The caregiver's role is crucial in patient's recovery after ICU, but is frequently overlooked by professionals. A few studies assessed caregiving burden, but it is still unclear how patient status (PICS) after discharge affects it.

Objectives

The aim of our study was to evaluate caregiver's burden three months after discharge and to understand how patient PICS influenced it.

Methods

Data from our Follow-Up Clinic at 3 months was prospectively collected from January 2013 to February 2015. “Zarit Burden Interview” was used and all caregivers who completed the questionnaire were included. Physical and non-physical components of PICS were assessed and compared with presence or absence of caregiver's burden. To evaluate the psychological components of PICS “Hospital Anxiety and Depression Scale” and “Post-Traumatic Stress Syndrome 14 Questions Inventory” were applied to patients. Demographic patient characteristics were also collected and compared with Zarit results. A p value of less than 0.05 was considered statistically significant.

Results

A total of 168 caregivers completed the survey, with a response rate of 47%. Exactly half of caregivers (n = 84) reported no overburden (Zarit ≤ 21), 34.5% (n = 58) experienced low overburden (Zarit 22-40) and only 15,5% felt moderate to high overburden (Zarit ≥ 41).

When compared this results with psychological components of PICS three months after ICU, patient anxiety and depression significantly influenced the presence of caregiver burden (p = 0.03 and p = 0.008, respectively). On the other hand, when physical components were evaluated, they showed no influence in caregiver's burden. Patient gender, age, SAPS II, duration of sedation, duration of mechanical ventilation or ICU stay did not influence the burden.

Conclusions

Recognition of factors that influence caregiver's burden is fundamental to allow early intervention. In this survey we found that non-physical dimension of PICS plays a fundamental role as a determinant of caregiving burden. Surprisingly, it's heavier for caregivers to deal daily with psychological problems than physical limitations. Despite only a minority of caregivers reported high overburden, an even better prevention and handling of PICS will probably reduce it.

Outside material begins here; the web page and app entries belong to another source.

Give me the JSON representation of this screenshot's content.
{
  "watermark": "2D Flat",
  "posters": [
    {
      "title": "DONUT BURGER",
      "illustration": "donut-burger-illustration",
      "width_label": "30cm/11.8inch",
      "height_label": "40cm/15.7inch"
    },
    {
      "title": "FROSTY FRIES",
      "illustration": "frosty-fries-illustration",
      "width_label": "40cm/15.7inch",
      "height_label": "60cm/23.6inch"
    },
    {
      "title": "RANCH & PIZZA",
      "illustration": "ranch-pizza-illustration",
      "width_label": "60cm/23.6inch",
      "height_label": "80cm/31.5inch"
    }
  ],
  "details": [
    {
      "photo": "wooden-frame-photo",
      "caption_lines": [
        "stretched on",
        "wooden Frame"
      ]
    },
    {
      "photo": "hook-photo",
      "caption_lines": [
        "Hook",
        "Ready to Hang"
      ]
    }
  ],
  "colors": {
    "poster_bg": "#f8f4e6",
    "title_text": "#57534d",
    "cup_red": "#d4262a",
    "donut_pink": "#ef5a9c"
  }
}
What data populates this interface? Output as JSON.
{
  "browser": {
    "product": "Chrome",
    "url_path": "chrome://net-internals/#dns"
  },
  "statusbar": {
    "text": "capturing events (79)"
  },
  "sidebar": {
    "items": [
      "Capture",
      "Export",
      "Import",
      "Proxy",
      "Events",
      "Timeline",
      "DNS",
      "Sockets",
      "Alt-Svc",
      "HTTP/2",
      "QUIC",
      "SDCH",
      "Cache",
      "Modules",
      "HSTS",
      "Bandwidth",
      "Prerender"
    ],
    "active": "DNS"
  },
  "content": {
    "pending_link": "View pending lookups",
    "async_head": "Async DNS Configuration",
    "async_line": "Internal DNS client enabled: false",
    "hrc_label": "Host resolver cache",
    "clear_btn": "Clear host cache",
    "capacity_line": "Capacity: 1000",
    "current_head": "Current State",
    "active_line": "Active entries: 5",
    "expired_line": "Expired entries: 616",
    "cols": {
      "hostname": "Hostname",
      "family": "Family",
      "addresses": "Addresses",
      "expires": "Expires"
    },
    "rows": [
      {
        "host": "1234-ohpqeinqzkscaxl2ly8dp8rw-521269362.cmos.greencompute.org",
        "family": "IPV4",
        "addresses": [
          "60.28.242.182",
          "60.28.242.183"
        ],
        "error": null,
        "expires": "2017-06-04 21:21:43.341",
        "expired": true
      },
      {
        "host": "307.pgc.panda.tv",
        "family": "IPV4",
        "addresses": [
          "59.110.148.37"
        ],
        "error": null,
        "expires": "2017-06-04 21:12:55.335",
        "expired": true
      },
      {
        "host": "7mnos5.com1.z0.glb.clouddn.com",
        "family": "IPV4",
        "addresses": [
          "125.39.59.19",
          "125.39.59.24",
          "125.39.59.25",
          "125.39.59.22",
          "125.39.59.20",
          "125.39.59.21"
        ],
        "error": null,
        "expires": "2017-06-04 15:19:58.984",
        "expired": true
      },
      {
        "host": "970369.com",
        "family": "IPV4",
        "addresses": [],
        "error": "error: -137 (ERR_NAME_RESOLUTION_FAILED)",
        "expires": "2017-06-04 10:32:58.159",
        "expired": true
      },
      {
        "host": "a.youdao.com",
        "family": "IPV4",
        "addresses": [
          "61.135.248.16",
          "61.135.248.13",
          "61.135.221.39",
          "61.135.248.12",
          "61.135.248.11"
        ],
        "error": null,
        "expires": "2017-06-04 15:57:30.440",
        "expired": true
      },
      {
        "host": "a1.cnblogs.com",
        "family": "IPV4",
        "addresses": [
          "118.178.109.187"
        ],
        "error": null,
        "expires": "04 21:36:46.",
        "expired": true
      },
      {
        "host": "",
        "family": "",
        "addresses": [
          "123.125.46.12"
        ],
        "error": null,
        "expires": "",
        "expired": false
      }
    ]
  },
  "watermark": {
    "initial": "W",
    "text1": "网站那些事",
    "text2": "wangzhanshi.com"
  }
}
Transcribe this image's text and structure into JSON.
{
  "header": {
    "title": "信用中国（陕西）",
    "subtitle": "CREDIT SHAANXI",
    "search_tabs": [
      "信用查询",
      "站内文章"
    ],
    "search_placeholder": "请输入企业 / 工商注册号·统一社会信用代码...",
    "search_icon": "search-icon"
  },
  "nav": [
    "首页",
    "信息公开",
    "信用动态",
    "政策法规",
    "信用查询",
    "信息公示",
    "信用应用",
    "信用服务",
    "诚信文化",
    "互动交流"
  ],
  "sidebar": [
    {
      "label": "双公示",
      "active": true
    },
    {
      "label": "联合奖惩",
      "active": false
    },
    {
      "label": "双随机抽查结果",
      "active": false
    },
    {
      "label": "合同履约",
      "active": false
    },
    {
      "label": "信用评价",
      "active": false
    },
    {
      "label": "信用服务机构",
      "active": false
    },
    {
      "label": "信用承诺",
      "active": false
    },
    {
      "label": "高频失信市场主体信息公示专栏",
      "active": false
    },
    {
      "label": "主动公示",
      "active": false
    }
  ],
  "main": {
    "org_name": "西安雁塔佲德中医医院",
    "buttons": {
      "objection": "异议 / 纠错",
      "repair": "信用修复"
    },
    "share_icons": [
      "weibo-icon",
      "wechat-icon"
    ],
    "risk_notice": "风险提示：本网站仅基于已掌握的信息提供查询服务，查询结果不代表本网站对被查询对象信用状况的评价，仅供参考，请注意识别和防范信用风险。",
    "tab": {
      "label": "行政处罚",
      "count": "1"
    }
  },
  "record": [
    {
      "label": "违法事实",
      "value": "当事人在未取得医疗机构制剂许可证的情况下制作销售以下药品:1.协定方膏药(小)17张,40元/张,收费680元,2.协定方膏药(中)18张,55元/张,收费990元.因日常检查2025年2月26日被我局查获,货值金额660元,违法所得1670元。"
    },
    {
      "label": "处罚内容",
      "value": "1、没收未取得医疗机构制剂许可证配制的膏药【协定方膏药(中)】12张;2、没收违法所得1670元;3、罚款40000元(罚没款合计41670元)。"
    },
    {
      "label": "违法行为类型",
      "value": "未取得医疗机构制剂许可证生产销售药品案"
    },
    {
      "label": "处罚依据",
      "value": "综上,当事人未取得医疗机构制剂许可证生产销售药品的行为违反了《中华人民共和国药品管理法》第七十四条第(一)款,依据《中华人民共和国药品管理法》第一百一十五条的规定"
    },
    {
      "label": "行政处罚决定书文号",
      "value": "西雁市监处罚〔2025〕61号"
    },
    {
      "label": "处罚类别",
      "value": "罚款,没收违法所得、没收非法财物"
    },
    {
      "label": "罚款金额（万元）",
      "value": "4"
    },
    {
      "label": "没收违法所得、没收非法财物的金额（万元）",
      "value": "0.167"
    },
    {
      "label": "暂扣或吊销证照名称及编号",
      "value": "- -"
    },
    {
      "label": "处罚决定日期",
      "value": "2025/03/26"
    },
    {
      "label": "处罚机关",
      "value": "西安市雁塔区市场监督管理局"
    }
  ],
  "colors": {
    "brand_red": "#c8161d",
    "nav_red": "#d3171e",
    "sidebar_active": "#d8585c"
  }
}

Articles from Intensive Care Medicine Experimental are provided here courtesy of Springer-Verlag